The flow of refugees into Eastern Sudan was continuing at the rate of 1,800 persons per month, which created immense challenges in harsh surroundings, Mr. Okoth-Obbo of the UN High Commission for Refugees (UNHCR) said at an UNMIS-organized press conference after visiting three refugee camps.
"Acute poverty, persistent drought and deprivation, lack of access to health care and education, high levels of unemployment as well as land degradation and shrinking pastures" were hardships that refugees as well as the local population grappled with, he said.
Risks that female refugees in particular faced were human trafficking, sexual violence, abuse and rape, Mr. Okoth-Obbo said, adding that ensuring protection was a high priority for UNHCR.
Noting that there were 15,000 children in the 12 refugee camps in the East, he said, "Six thousand of these children lack primary education because refugee schools have not the capacity to absorb them.
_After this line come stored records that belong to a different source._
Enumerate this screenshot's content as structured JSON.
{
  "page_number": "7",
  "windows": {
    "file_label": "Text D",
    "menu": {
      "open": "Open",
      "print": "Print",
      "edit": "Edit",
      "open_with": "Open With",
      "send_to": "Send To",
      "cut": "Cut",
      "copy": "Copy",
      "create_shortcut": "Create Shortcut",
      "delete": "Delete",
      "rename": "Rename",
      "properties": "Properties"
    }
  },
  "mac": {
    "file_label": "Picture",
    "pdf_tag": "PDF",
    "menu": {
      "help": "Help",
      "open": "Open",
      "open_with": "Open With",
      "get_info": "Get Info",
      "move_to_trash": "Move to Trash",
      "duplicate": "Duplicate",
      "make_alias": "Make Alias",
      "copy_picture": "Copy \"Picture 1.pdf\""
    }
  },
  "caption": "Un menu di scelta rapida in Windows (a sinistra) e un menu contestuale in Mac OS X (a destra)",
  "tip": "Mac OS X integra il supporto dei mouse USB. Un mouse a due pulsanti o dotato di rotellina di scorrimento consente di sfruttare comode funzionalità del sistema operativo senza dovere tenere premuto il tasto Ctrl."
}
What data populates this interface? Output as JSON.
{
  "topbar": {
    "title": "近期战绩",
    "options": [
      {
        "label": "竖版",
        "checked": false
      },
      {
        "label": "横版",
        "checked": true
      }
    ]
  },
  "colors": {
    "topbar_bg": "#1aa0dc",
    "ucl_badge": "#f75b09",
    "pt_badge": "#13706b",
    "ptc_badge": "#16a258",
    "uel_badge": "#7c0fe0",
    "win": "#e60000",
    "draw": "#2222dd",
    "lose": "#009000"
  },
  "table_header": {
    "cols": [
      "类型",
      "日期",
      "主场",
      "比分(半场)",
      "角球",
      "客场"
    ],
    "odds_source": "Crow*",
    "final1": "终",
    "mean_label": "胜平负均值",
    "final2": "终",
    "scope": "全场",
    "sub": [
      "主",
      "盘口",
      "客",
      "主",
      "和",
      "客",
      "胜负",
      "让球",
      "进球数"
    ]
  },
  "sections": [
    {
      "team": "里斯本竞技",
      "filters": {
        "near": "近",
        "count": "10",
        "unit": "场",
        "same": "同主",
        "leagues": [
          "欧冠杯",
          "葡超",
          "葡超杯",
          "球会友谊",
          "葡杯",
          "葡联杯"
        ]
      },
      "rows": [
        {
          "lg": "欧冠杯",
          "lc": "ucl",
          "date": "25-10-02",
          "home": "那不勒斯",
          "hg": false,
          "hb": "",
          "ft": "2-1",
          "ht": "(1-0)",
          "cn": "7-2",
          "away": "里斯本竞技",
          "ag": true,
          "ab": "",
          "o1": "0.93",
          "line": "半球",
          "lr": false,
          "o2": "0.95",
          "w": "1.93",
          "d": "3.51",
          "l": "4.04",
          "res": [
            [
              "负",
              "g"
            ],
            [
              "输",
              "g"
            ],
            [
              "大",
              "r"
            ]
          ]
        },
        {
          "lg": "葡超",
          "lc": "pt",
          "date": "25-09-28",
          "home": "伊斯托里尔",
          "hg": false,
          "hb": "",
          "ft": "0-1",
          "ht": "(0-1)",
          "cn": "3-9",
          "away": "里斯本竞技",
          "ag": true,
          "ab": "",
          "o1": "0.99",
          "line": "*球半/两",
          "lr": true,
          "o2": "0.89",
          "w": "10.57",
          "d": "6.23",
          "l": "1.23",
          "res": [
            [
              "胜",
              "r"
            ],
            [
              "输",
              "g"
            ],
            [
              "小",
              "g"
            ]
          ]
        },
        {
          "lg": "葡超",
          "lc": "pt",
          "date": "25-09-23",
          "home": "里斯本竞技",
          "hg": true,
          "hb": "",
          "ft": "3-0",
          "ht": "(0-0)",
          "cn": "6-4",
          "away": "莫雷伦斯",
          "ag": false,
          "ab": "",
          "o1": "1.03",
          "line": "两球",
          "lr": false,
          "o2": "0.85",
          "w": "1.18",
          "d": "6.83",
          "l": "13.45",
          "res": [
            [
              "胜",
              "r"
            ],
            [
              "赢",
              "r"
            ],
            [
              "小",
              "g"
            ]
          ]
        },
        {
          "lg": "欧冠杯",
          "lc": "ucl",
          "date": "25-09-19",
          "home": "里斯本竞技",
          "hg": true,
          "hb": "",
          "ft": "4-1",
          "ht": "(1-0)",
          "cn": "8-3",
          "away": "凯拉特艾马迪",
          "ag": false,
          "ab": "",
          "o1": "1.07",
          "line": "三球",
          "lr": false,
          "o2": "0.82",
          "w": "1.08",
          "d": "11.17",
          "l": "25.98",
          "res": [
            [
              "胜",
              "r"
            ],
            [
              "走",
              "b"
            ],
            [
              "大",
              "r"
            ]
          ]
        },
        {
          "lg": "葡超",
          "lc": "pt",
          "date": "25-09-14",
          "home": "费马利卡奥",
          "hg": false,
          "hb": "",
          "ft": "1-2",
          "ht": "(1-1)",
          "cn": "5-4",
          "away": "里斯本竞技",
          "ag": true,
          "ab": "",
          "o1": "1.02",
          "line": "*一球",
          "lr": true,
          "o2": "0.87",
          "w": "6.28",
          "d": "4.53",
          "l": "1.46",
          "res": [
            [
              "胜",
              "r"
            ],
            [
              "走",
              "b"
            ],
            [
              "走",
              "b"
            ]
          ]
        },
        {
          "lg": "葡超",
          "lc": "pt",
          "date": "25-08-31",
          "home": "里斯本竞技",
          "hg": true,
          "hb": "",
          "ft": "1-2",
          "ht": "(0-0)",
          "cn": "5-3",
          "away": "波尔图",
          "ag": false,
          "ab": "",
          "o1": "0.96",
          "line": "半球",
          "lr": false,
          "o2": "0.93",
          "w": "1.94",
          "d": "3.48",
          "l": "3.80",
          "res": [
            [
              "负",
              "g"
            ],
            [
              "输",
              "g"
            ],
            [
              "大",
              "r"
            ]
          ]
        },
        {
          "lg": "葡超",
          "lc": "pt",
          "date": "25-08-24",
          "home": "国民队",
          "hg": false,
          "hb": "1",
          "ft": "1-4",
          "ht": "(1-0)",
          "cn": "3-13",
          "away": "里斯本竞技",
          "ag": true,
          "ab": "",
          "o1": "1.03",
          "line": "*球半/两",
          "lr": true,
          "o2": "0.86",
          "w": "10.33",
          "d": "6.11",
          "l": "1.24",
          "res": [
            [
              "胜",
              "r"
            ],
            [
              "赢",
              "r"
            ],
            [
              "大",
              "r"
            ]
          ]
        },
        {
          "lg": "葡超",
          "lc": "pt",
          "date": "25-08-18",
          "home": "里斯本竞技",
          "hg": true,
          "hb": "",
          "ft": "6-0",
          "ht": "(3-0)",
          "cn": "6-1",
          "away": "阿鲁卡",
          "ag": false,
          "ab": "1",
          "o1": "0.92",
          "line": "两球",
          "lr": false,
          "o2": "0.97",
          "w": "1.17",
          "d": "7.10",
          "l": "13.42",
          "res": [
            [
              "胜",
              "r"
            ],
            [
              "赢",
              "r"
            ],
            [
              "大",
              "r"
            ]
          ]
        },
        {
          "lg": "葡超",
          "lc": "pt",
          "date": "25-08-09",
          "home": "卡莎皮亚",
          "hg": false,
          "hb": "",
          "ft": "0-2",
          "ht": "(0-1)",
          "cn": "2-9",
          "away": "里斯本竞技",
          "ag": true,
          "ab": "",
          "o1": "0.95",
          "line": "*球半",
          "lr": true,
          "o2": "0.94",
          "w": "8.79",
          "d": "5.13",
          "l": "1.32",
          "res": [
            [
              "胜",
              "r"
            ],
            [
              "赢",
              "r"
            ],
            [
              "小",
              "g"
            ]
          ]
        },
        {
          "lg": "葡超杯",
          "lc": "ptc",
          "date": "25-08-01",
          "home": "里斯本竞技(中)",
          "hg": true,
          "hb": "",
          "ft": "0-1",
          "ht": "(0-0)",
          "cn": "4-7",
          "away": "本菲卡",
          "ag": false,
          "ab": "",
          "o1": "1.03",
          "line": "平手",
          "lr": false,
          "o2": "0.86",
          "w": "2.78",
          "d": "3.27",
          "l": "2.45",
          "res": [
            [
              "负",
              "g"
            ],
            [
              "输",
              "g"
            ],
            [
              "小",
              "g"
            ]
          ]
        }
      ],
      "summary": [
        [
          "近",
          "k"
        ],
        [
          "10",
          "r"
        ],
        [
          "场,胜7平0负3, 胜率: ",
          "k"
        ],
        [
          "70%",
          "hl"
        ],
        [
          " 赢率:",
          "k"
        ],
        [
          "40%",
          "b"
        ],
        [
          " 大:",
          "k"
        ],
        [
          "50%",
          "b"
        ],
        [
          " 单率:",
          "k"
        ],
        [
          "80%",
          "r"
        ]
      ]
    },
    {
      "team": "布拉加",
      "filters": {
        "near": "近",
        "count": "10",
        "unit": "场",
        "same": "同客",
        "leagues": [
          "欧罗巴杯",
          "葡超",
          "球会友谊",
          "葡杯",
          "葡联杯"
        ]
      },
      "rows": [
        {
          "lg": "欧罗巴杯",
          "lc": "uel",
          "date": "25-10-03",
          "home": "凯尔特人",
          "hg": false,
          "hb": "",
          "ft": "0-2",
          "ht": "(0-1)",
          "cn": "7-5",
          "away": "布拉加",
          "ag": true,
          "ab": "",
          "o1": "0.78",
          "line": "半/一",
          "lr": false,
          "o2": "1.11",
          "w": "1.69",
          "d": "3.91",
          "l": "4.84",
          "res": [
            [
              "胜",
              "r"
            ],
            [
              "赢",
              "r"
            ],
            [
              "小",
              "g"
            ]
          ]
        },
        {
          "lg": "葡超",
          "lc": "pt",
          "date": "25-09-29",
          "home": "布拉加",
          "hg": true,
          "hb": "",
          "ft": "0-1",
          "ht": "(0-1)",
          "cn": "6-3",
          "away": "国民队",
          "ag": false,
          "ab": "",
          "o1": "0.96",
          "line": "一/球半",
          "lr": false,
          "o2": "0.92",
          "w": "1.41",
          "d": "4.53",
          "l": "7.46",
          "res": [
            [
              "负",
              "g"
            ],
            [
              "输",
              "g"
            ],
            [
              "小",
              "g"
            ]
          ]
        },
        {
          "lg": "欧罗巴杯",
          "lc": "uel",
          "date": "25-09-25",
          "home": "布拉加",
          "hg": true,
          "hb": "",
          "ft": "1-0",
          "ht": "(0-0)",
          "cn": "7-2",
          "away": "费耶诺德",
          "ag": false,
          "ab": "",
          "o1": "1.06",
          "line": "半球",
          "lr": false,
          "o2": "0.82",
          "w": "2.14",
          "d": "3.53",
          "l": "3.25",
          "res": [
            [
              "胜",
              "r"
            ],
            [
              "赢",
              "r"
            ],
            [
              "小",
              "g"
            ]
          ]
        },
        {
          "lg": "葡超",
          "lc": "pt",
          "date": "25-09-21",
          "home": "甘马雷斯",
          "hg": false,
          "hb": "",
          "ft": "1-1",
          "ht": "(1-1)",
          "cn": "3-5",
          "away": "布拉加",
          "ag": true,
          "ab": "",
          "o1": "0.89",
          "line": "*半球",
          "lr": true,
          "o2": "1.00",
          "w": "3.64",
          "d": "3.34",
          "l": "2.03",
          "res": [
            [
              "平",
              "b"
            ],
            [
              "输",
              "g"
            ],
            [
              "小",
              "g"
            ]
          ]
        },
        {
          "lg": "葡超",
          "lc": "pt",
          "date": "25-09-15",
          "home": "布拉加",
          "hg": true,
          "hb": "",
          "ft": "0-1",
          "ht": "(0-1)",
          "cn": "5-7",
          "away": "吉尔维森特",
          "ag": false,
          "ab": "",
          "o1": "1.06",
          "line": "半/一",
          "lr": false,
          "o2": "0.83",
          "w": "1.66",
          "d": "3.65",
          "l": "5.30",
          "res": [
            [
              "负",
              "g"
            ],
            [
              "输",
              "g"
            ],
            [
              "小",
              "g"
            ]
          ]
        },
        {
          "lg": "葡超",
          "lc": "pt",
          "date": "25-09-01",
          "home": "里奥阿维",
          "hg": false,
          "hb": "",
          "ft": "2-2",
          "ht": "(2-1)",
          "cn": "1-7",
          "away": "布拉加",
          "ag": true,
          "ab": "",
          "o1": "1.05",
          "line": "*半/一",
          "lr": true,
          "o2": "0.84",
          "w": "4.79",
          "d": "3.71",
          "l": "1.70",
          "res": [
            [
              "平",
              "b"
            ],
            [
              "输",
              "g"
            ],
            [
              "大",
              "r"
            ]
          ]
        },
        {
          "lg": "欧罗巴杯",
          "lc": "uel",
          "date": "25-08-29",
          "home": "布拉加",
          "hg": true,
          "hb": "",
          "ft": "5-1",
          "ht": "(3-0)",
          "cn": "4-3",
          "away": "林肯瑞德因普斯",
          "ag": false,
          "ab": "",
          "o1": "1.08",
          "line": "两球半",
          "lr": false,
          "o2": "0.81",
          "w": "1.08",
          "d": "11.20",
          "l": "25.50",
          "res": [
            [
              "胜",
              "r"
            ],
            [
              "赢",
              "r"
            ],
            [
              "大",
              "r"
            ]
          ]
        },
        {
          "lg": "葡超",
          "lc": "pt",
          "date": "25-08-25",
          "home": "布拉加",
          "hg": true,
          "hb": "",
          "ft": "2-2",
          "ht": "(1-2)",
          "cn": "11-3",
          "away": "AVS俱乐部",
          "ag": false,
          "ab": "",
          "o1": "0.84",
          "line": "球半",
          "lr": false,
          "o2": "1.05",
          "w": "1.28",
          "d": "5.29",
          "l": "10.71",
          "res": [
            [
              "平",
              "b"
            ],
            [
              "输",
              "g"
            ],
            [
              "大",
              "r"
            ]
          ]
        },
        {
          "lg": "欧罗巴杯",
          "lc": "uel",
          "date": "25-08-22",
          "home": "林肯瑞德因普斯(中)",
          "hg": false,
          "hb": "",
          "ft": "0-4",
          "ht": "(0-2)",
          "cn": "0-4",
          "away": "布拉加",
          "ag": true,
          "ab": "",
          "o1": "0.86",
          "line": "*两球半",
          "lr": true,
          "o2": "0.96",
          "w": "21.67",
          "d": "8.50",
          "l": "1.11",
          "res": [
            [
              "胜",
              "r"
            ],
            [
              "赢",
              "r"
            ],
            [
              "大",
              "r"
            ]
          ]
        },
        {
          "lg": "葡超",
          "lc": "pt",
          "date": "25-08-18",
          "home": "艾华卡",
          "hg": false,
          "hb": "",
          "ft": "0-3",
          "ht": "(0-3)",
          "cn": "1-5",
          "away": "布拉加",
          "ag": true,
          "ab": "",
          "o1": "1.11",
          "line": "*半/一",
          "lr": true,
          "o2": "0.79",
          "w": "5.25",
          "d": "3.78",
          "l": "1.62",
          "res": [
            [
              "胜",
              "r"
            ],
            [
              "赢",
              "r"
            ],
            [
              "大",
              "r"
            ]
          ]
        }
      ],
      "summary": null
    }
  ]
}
Many more fail to attend secondary school because families cannot afford the fees."
Speaking about Sudanese refugees, Mr. Okoth-Obbo mentioned the successful repatriation of close to 330,000 refugees from neighbouring countries, 75 per cent of those in exile at the beginning of 2005.